If you’ve ever watched one of those BBC television shows featuring spectacular video of animals around the world then you’re already familiar with David Attenborough, or at least with his voice. David is also the younger brother of the late Richard Attenborough who was an actor who starred in Jurassic Park and also an Oscar winning director for his 1982 film Ghandi. Today the BBC released an interview with David Attenborough in which he embraced the idea that the way forward was an economic system not based on profit.
Asked what he thought the future would look like, Attenborough said it wasn’t going to be “paradise,” at least not immediately. Seated before a row of books and CDs, Attenborough said, “I think that the standard of living of the western cultures, civilized countries is going to have to take pause.” He continued, “I think we are going to have to live more economically than we do. And we can do that. I believe that we will do that more happily not less happily.
“The excesses that the capitalist system has brought us have got to be curbed somehow. That doesn’t mean to say that capitalism is dead. I’m not an economist. I don’t know. But I believe that the nations of the world–ordinary people worldwide are beginning to realize that greed does not actually lead to joy.”
Asked to say more about the economic system he added, “Our economic system has been based on the profit principle, that you have to come out at the end of the year having made a profit. And the bigger profit you can make the better it is. In the short term that works but then it ends with disaster. So you have to at last have the wisdom to realize that you can live sustainably. That it is possible that your economics could work on a rather different system from the one which is based on profit.”

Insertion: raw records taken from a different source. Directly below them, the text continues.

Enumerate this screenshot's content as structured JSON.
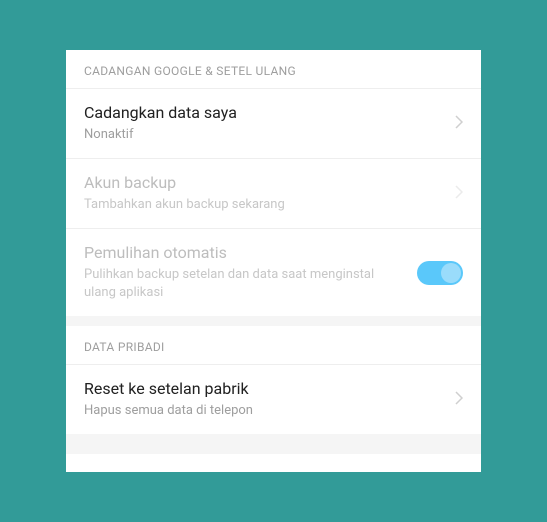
{
  "sections": {
    "google_backup": {
      "header": "CADANGAN GOOGLE & SETEL ULANG",
      "backup_data": {
        "title": "Cadangkan data saya",
        "subtitle": "Nonaktif"
      },
      "backup_account": {
        "title": "Akun backup",
        "subtitle": "Tambahkan akun backup sekarang"
      },
      "auto_restore": {
        "title": "Pemulihan otomatis",
        "subtitle": "Pulihkan backup setelan dan data saat menginstal ulang aplikasi",
        "toggle_on": true
      }
    },
    "personal_data": {
      "header": "DATA PRIBADI",
      "factory_reset": {
        "title": "Reset ke setelan pabrik",
        "subtitle": "Hapus semua data di telepon"
      }
    }
  }
}
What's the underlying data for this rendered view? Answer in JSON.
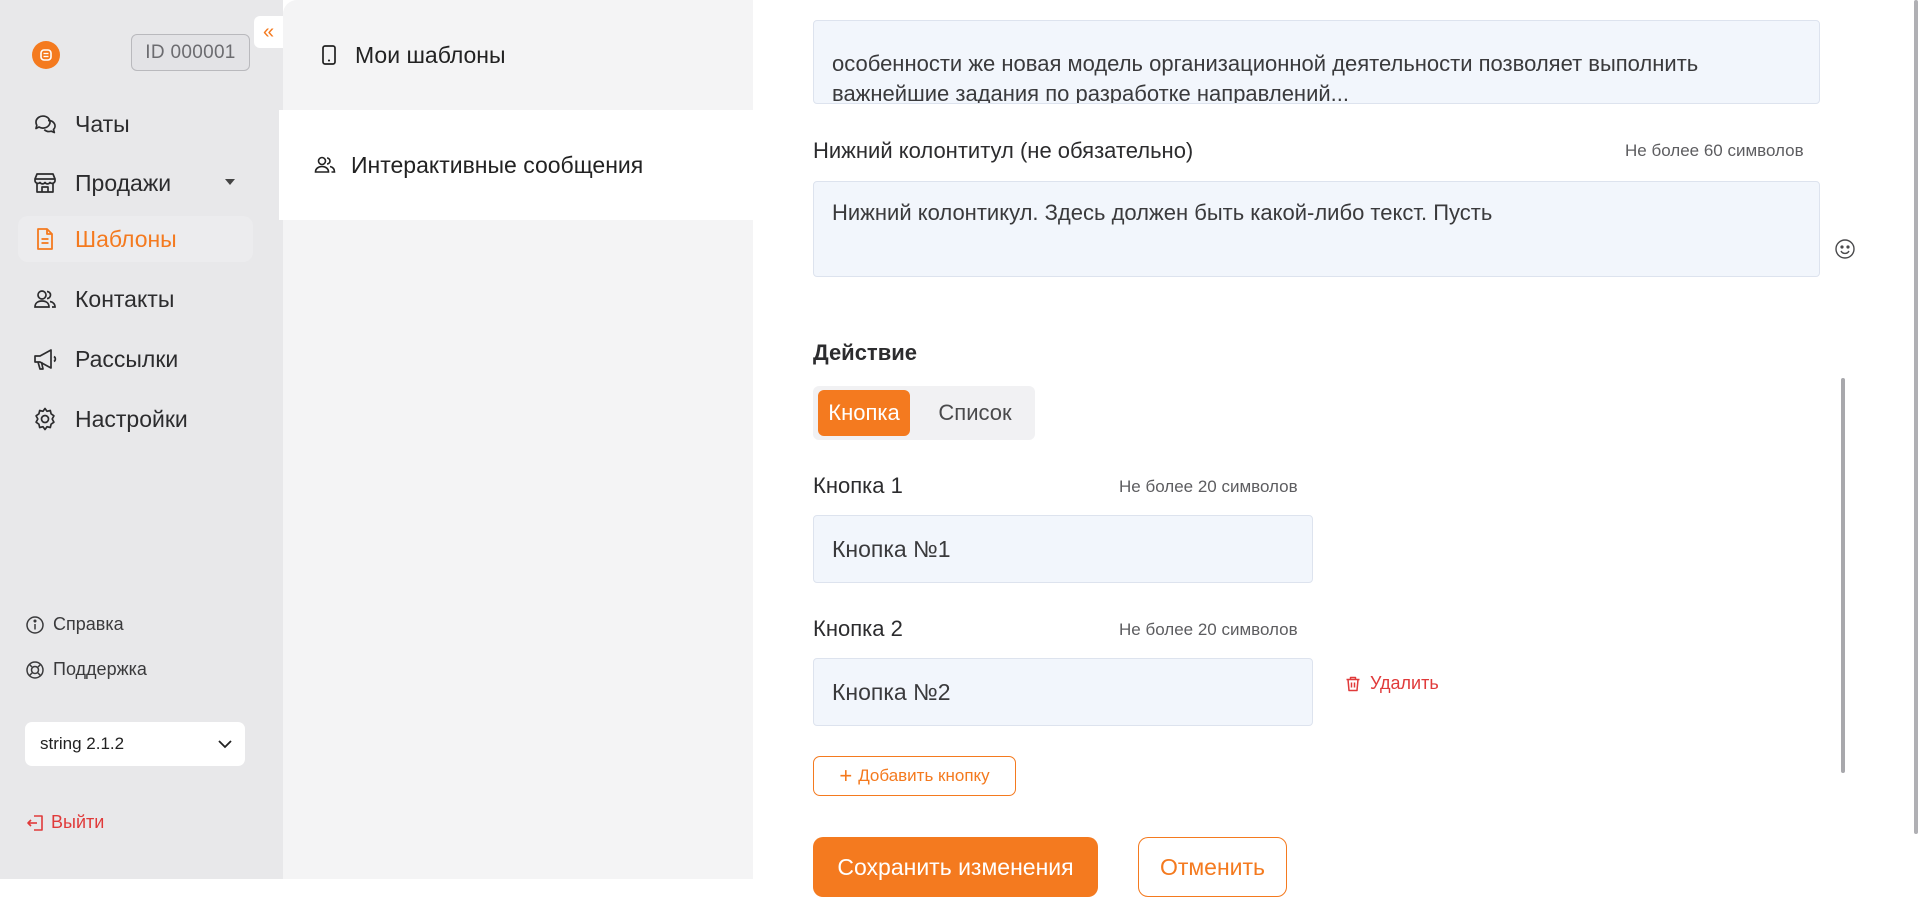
{
  "sidebar": {
    "account_id": "ID 000001",
    "collapse_icon": "«",
    "nav": [
      {
        "label": "Чаты",
        "icon": "chat-icon"
      },
      {
        "label": "Продажи",
        "icon": "store-icon"
      },
      {
        "label": "Шаблоны",
        "icon": "document-icon",
        "active": true
      },
      {
        "label": "Контакты",
        "icon": "users-icon"
      },
      {
        "label": "Рассылки",
        "icon": "megaphone-icon"
      },
      {
        "label": "Настройки",
        "icon": "gear-icon"
      }
    ],
    "help_label": "Справка",
    "support_label": "Поддержка",
    "version_value": "string 2.1.2",
    "logout_label": "Выйти"
  },
  "templates_menu": {
    "items": [
      {
        "label": "Мои шаблоны",
        "icon": "phone-icon"
      },
      {
        "label": "Интерактивные сообщения",
        "icon": "users-icon",
        "active": true
      }
    ]
  },
  "form": {
    "body_text_line1": "особенности же новая модель организационной деятельности позволяет выполнить",
    "body_text_line2": "важнейшие задания по разработке направлений...",
    "footer_label": "Нижний колонтитул (не обязательно)",
    "footer_hint": "Не более 60 символов",
    "footer_value": "Нижний колонтикул. Здесь должен быть какой-либо текст. Пусть",
    "action_heading": "Действие",
    "action_tabs": [
      "Кнопка",
      "Список"
    ],
    "buttons": [
      {
        "label": "Кнопка 1",
        "hint": "Не более 20 символов",
        "value": "Кнопка №1"
      },
      {
        "label": "Кнопка 2",
        "hint": "Не более 20 символов",
        "value": "Кнопка №2"
      }
    ],
    "delete_label": "Удалить",
    "add_button_label": "Добавить кнопку",
    "save_label": "Сохранить изменения",
    "cancel_label": "Отменить"
  },
  "colors": {
    "accent": "#f47a1f",
    "danger": "#e03a3a",
    "sidebar_bg": "#e8e8ea",
    "field_bg": "#f2f6fc"
  }
}
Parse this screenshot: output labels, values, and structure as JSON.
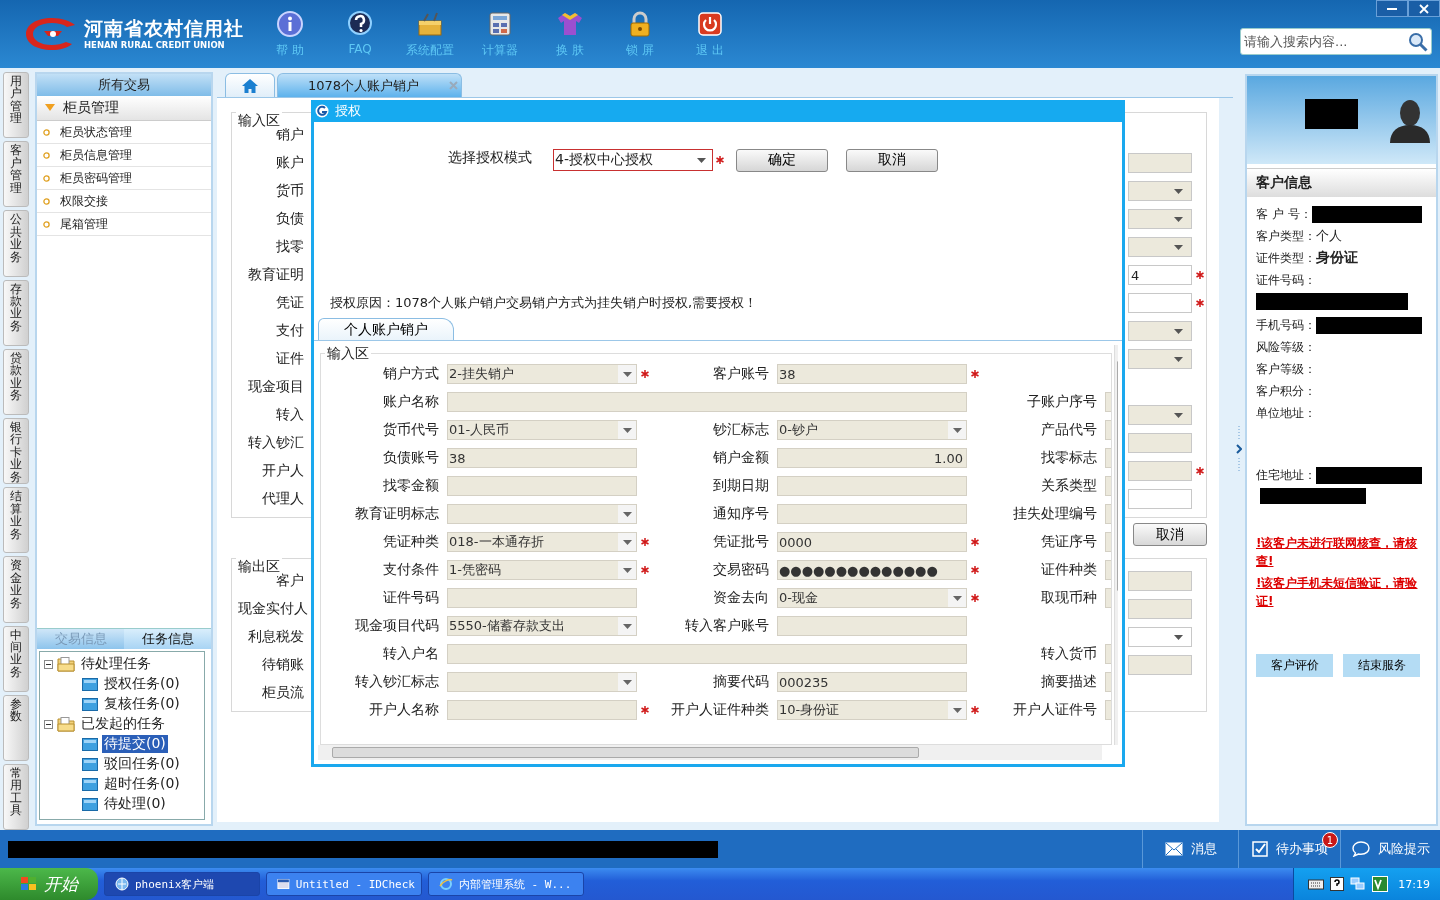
{
  "header": {
    "logo_title": "河南省农村信用社",
    "logo_subtitle": "HENAN RURAL CREDIT UNION",
    "toolbar": [
      {
        "label": "帮 助",
        "kind": "help"
      },
      {
        "label": "FAQ",
        "kind": "faq"
      },
      {
        "label": "系统配置",
        "kind": "settings"
      },
      {
        "label": "计算器",
        "kind": "calculator"
      },
      {
        "label": "换 肤",
        "kind": "skin"
      },
      {
        "label": "锁 屏",
        "kind": "lock"
      },
      {
        "label": "退 出",
        "kind": "exit"
      }
    ],
    "search": {
      "placeholder": "请输入搜索内容..."
    }
  },
  "side_tabs": [
    "用户管理",
    "客户管理",
    "公共业务",
    "存款业务",
    "贷款业务",
    "银行卡业务",
    "结算业务",
    "资金业务",
    "中间业务",
    "参数",
    "常用工具"
  ],
  "nav": {
    "title": "所有交易",
    "group": {
      "label": "柜员管理",
      "expanded": true,
      "items": [
        "柜员状态管理",
        "柜员信息管理",
        "柜员密码管理",
        "权限交接",
        "尾箱管理"
      ]
    }
  },
  "task_panel": {
    "tabs": [
      {
        "label": "交易信息",
        "selected": false
      },
      {
        "label": "任务信息",
        "selected": true
      }
    ],
    "tree": [
      {
        "label": "待处理任务",
        "expanded": true,
        "selected": false,
        "children": [
          {
            "label": "授权任务(0)",
            "selected": false
          },
          {
            "label": "复核任务(0)",
            "selected": false
          }
        ]
      },
      {
        "label": "已发起的任务",
        "expanded": true,
        "selected": false,
        "children": [
          {
            "label": "待提交(0)",
            "selected": true
          },
          {
            "label": "驳回任务(0)",
            "selected": false
          },
          {
            "label": "超时任务(0)",
            "selected": false
          },
          {
            "label": "待处理(0)",
            "selected": false
          }
        ]
      }
    ]
  },
  "tabs": [
    {
      "kind": "home",
      "selected": false
    },
    {
      "kind": "page",
      "label": "1078个人账户销户",
      "selected": true
    }
  ],
  "background_form": {
    "input_legend": "输入区",
    "input_rows": [
      {
        "label": "销户",
        "kind": "blank"
      },
      {
        "label": "账户",
        "kind": "text",
        "disabled": true,
        "required": false
      },
      {
        "label": "货币",
        "kind": "select",
        "disabled": true,
        "required": false
      },
      {
        "label": "负债",
        "kind": "select",
        "disabled": true,
        "required": false
      },
      {
        "label": "找零",
        "kind": "select",
        "disabled": true,
        "required": false
      },
      {
        "label": "教育证明",
        "kind": "text",
        "disabled": false,
        "required": true,
        "value": "4"
      },
      {
        "label": "凭证",
        "kind": "text",
        "disabled": false,
        "required": true
      },
      {
        "label": "支付",
        "kind": "select",
        "disabled": true,
        "required": false
      },
      {
        "label": "证件",
        "kind": "select",
        "disabled": true,
        "required": false
      },
      {
        "label": "现金项目",
        "kind": "blank"
      },
      {
        "label": "转入",
        "kind": "select",
        "disabled": true,
        "required": false
      },
      {
        "label": "转入钞汇",
        "kind": "text",
        "disabled": true,
        "required": false
      },
      {
        "label": "开户人",
        "kind": "text",
        "disabled": true,
        "required": true
      },
      {
        "label": "代理人",
        "kind": "text",
        "disabled": false,
        "required": false
      }
    ],
    "cancel_button": "取消",
    "output_legend": "输出区",
    "output_rows": [
      {
        "label": "客户",
        "kind": "text",
        "disabled": true,
        "required": false
      },
      {
        "label": "现金实付人",
        "kind": "text",
        "disabled": true,
        "required": false
      },
      {
        "label": "利息税发",
        "kind": "select",
        "disabled": false,
        "required": false
      },
      {
        "label": "待销账",
        "kind": "text",
        "disabled": true,
        "required": false
      },
      {
        "label": "柜员流",
        "kind": "blank"
      }
    ]
  },
  "dialog": {
    "title": "授权",
    "mode_label": "选择授权模式",
    "mode_value": "4-授权中心授权",
    "mode_required": true,
    "buttons": [
      "确定",
      "取消"
    ],
    "reason": "授权原因：1078个人账户销户交易销户方式为挂失销户时授权,需要授权！",
    "tab": "个人账户销户",
    "legend": "输入区",
    "rows": [
      [
        {
          "label": "销户方式",
          "kind": "select",
          "value": "2-挂失销户",
          "required": true
        },
        {
          "label": "客户账号",
          "kind": "text",
          "value": "38",
          "required": true
        }
      ],
      [
        {
          "label": "账户名称",
          "kind": "wide",
          "required": false
        },
        {
          "label": "子账户序号",
          "kind": "stub"
        }
      ],
      [
        {
          "label": "货币代号",
          "kind": "select",
          "value": "01-人民币",
          "required": false
        },
        {
          "label": "钞汇标志",
          "kind": "select",
          "value": "0-钞户",
          "required": false
        },
        {
          "label": "产品代号",
          "kind": "stub"
        }
      ],
      [
        {
          "label": "负债账号",
          "kind": "text",
          "value": "38",
          "required": false
        },
        {
          "label": "销户金额",
          "kind": "amount",
          "value": "1.00",
          "required": false
        },
        {
          "label": "找零标志",
          "kind": "stub"
        }
      ],
      [
        {
          "label": "找零金额",
          "kind": "text",
          "required": false
        },
        {
          "label": "到期日期",
          "kind": "text",
          "required": false
        },
        {
          "label": "关系类型",
          "kind": "stub"
        }
      ],
      [
        {
          "label": "教育证明标志",
          "kind": "select",
          "required": false
        },
        {
          "label": "通知序号",
          "kind": "text",
          "required": false
        },
        {
          "label": "挂失处理编号",
          "kind": "stub"
        }
      ],
      [
        {
          "label": "凭证种类",
          "kind": "select",
          "value": "018-一本通存折",
          "required": true
        },
        {
          "label": "凭证批号",
          "kind": "text",
          "value": "0000",
          "required": true
        },
        {
          "label": "凭证序号",
          "kind": "stub"
        }
      ],
      [
        {
          "label": "支付条件",
          "kind": "select",
          "value": "1-凭密码",
          "required": true
        },
        {
          "label": "交易密码",
          "kind": "text",
          "value": "●●●●●●●●●●●●●●",
          "required": true
        },
        {
          "label": "证件种类",
          "kind": "stub"
        }
      ],
      [
        {
          "label": "证件号码",
          "kind": "text",
          "required": false
        },
        {
          "label": "资金去向",
          "kind": "select",
          "value": "0-现金",
          "required": true
        },
        {
          "label": "取现币种",
          "kind": "stub"
        }
      ],
      [
        {
          "label": "现金项目代码",
          "kind": "select",
          "value": "5550-储蓄存款支出",
          "required": false
        },
        {
          "label": "转入客户账号",
          "kind": "text",
          "required": false
        }
      ],
      [
        {
          "label": "转入户名",
          "kind": "wide",
          "required": false
        },
        {
          "label": "转入货币",
          "kind": "stub"
        }
      ],
      [
        {
          "label": "转入钞汇标志",
          "kind": "select",
          "required": false
        },
        {
          "label": "摘要代码",
          "kind": "text",
          "value": "000235",
          "required": false
        },
        {
          "label": "摘要描述",
          "kind": "stub"
        }
      ],
      [
        {
          "label": "开户人名称",
          "kind": "text",
          "required": true
        },
        {
          "label": "开户人证件种类",
          "kind": "select",
          "value": "10-身份证",
          "required": true
        },
        {
          "label": "开户人证件号",
          "kind": "stub"
        }
      ]
    ]
  },
  "customer_panel": {
    "title": "客户信息",
    "fields": [
      {
        "label": "客 户 号：",
        "kind": "redacted"
      },
      {
        "label": "客户类型：",
        "kind": "text",
        "value": "个人"
      },
      {
        "label": "证件类型：",
        "kind": "bold",
        "value": "身份证"
      },
      {
        "label": "证件号码：",
        "kind": "redacted_below"
      },
      {
        "label": "手机号码：",
        "kind": "redacted"
      },
      {
        "label": "风险等级：",
        "kind": "empty"
      },
      {
        "label": "客户等级：",
        "kind": "empty"
      },
      {
        "label": "客户积分：",
        "kind": "empty"
      },
      {
        "label": "单位地址：",
        "kind": "empty"
      },
      {
        "label": "住宅地址：",
        "kind": "address"
      }
    ],
    "warnings": [
      "!该客户未进行联网核查，请核查!",
      "!该客户手机未短信验证，请验证!"
    ],
    "buttons": [
      "客户评价",
      "结束服务"
    ]
  },
  "status_bar": {
    "items": [
      {
        "label": "消息",
        "kind": "message"
      },
      {
        "label": "待办事项",
        "kind": "todo",
        "badge": "1"
      },
      {
        "label": "风险提示",
        "kind": "risk"
      }
    ]
  },
  "taskbar": {
    "start": "开始",
    "tasks": [
      {
        "label": "phoenix客户端",
        "kind": "app",
        "selected": true
      },
      {
        "label": "Untitled - IDCheck",
        "kind": "window",
        "selected": false
      },
      {
        "label": "内部管理系统 - W...",
        "kind": "browser",
        "selected": false
      }
    ],
    "time": "17:19"
  }
}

He went on to say that he agreed there was no turning the clock back but suggested, “That means that those that have a great deal perhaps will have a little less and those that have very little can have a little more.”
This last statement seems to be tiptoeing close to an endorsement of Marx’s communist motto: From each according to his ability, to each according to his need.
The problem of course is that the alternative system does not work. Capitalism has taken billions of people out of poverty and given them better lives, lives that aren’t focused on basic necessities like food and water, lives that are much longer and less prone to illness (current pandemic excluded).
So it’s a lovely idea that we can get by with less so the rest of the world can have more but it really does not work that way for a whole host of reasons. For one thing, the drive to create profit is fundamentally linked to the drive for efficiency. The difference between a business that makes a profit and one that does not often involves good management, careful book-keeping and taking advantage of economies of scale. All of that is hard work. Anyone at a Fortune 500 company could tell you that the moment someone takes a relaxed attitude the result can quickly turn from success (profit) to failure (shortfall).
What Attenborough is suggesting is that we literally need to stop trying for profit, i.e. stop trying to get more efficiency than we absolutely have to. The real world outcome of this would almost certainly be less efficiency and more failure.
This problem gets compounded when you start talking about some people having a little less so that others can have a little more. Again, it’s a nice idea but how much hard work are people really going to do if they know that any benefit will go to some other group of people they don’t know? Turning every corporation into a non-profit run by saints sounds lovely but it’s not going to work out well for anyone. In the end the people who have less will be angry they didn’t get more and the people who have more will be angry because some of their labor was taken away from them.
There’s also the unspoken problem of how the benefits of society are to be redistributed. The obvious answer, though Attenborough doesn’t say it, is to have some form of government which effectively has ownership of everything and can redistribute it at will. But people who have lived under communist dictatorships will tell you that this always ends badly and often with a large body count.
It’s nice that this beloved 94-year-old multi-millionaire feels we can all get along with a bit less and without the excesses of capitalism but I wonder when the last time was that he wanted for anything. Simply put, there are a lot of jobs out there that aren’t as fulfilling or rewarding as producing nature documentaries (or being an actor, a rock star, etc.) People who do those jobs may have second thoughts if the learn they’re going to be doing them for a lot less both for themselves and their families. Good will is a good thing but it can’t replace the role of self-interest in the economy. When communism has been tried that self-interest doesn’t disappear, it just gets limited to a very select group at the top. That’s how you end up with socialist leaders like the ones in Venezuela who become extremely wealthy while their nation starves.